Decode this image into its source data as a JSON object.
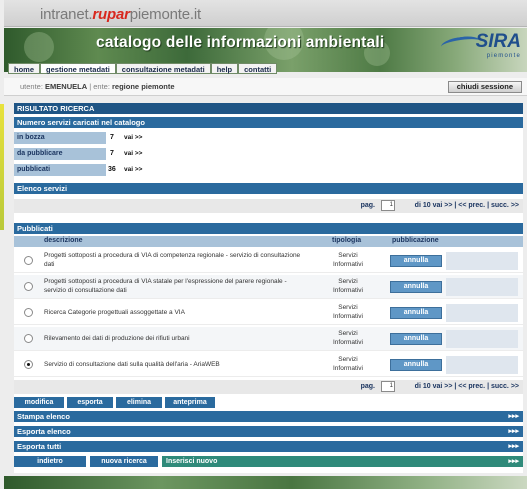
{
  "header": {
    "logo_pre": "intranet.",
    "logo_brand": "rupar",
    "logo_post": "piemonte.it",
    "banner_title": "catalogo delle informazioni ambientali",
    "sira_logo": "SIRA",
    "sira_sub": "piemonte",
    "tabs": [
      "home",
      "gestione metadati",
      "consultazione metadati",
      "help",
      "contatti"
    ]
  },
  "userline": {
    "utente_label": "utente:",
    "utente_value": "EMENUELA",
    "ente_label": " | ente:",
    "ente_value": "regione piemonte",
    "close_label": "chiudi sessione"
  },
  "results": {
    "title": "RISULTATO RICERCA",
    "subtitle": "Numero servizi caricati nel catalogo",
    "rows": [
      {
        "label": "in bozza",
        "count": "7",
        "link": "vai >>"
      },
      {
        "label": "da pubblicare",
        "count": "7",
        "link": "vai >>"
      },
      {
        "label": "pubblicati",
        "count": "36",
        "link": "vai >>"
      }
    ]
  },
  "elenco": {
    "title": "Elenco servizi",
    "pag_label": "pag.",
    "pag_value": "1",
    "pag_rest": "di 10  vai >>  |  << prec.  |  succ. >>"
  },
  "pubblicati": {
    "title": "Pubblicati",
    "columns": [
      "descrizione",
      "tipologia",
      "pubblicazione"
    ],
    "rows": [
      {
        "desc": "Progetti sottoposti a procedura di VIA di competenza regionale - servizio di consultazione dati",
        "tipologia": "Servizi Informativi",
        "action": "annulla",
        "selected": false
      },
      {
        "desc": "Progetti sottoposti a procedura di VIA statale per l'espressione del parere regionale - servizio di consultazione dati",
        "tipologia": "Servizi Informativi",
        "action": "annulla",
        "selected": false
      },
      {
        "desc": "Ricerca Categorie progettuali assoggettate a VIA",
        "tipologia": "Servizi Informativi",
        "action": "annulla",
        "selected": false
      },
      {
        "desc": "Rilevamento dei dati di produzione dei rifiuti urbani",
        "tipologia": "Servizi Informativi",
        "action": "annulla",
        "selected": false
      },
      {
        "desc": "Servizio di consultazione dati sulla qualità dell'aria - AriaWEB",
        "tipologia": "Servizi Informativi",
        "action": "annulla",
        "selected": true
      }
    ]
  },
  "actions": [
    "modifica",
    "esporta",
    "elimina",
    "anteprima"
  ],
  "sections": [
    {
      "label": "Stampa elenco",
      "arrows": "▸▸▸"
    },
    {
      "label": "Esporta elenco",
      "arrows": "▸▸▸"
    },
    {
      "label": "Esporta tutti",
      "arrows": "▸▸▸"
    }
  ],
  "bottom": {
    "indietro": "indietro",
    "nuova": "nuova ricerca",
    "inserisci": "Inserisci nuovo",
    "arrows": "▸▸▸"
  }
}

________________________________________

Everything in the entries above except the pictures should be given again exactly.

- **RESULT FOR THIS TASK**
Decode this image into its source data as a JSON object.
{
  "header": {
    "logo_pre": "intranet.",
    "logo_brand": "rupar",
    "logo_post": "piemonte.it",
    "banner_title": "catalogo delle informazioni ambientali",
    "sira_logo": "SIRA",
    "sira_sub": "piemonte",
    "tabs": [
      "home",
      "gestione metadati",
      "consultazione metadati",
      "help",
      "contatti"
    ]
  },
  "userline": {
    "utente_label": "utente:",
    "utente_value": "EMENUELA",
    "ente_label": " | ente:",
    "ente_value": "regione piemonte",
    "close_label": "chiudi sessione"
  },
  "results": {
    "title": "RISULTATO RICERCA",
    "subtitle": "Numero servizi caricati nel catalogo",
    "rows": [
      {
        "label": "in bozza",
        "count": "7",
        "link": "vai >>"
      },
      {
        "label": "da pubblicare",
        "count": "7",
        "link": "vai >>"
      },
      {
        "label": "pubblicati",
        "count": "36",
        "link": "vai >>"
      }
    ]
  },
  "elenco": {
    "title": "Elenco servizi",
    "pag_label": "pag.",
    "pag_value": "1",
    "pag_rest": "di 10  vai >>  |  << prec.  |  succ. >>"
  },
  "pubblicati": {
    "title": "Pubblicati",
    "columns": [
      "descrizione",
      "tipologia",
      "pubblicazione"
    ],
    "rows": [
      {
        "desc": "Progetti sottoposti a procedura di VIA di competenza regionale - servizio di consultazione dati",
        "tipologia": "Servizi Informativi",
        "action": "annulla",
        "selected": false
      },
      {
        "desc": "Progetti sottoposti a procedura di VIA statale per l'espressione del parere regionale - servizio di consultazione dati",
        "tipologia": "Servizi Informativi",
        "action": "annulla",
        "selected": false
      },
      {
        "desc": "Ricerca Categorie progettuali assoggettate a VIA",
        "tipologia": "Servizi Informativi",
        "action": "annulla",
        "selected": false
      },
      {
        "desc": "Rilevamento dei dati di produzione dei rifiuti urbani",
        "tipologia": "Servizi Informativi",
        "action": "annulla",
        "selected": false
      },
      {
        "desc": "Servizio di consultazione dati sulla qualità dell'aria - AriaWEB",
        "tipologia": "Servizi Informativi",
        "action": "annulla",
        "selected": true
      }
    ]
  },
  "actions": [
    "modifica",
    "esporta",
    "elimina",
    "anteprima"
  ],
  "sections": [
    {
      "label": "Stampa elenco",
      "arrows": "▸▸▸"
    },
    {
      "label": "Esporta elenco",
      "arrows": "▸▸▸"
    },
    {
      "label": "Esporta tutti",
      "arrows": "▸▸▸"
    }
  ],
  "bottom": {
    "indietro": "indietro",
    "nuova": "nuova ricerca",
    "inserisci": "Inserisci nuovo",
    "arrows": "▸▸▸"
  }
}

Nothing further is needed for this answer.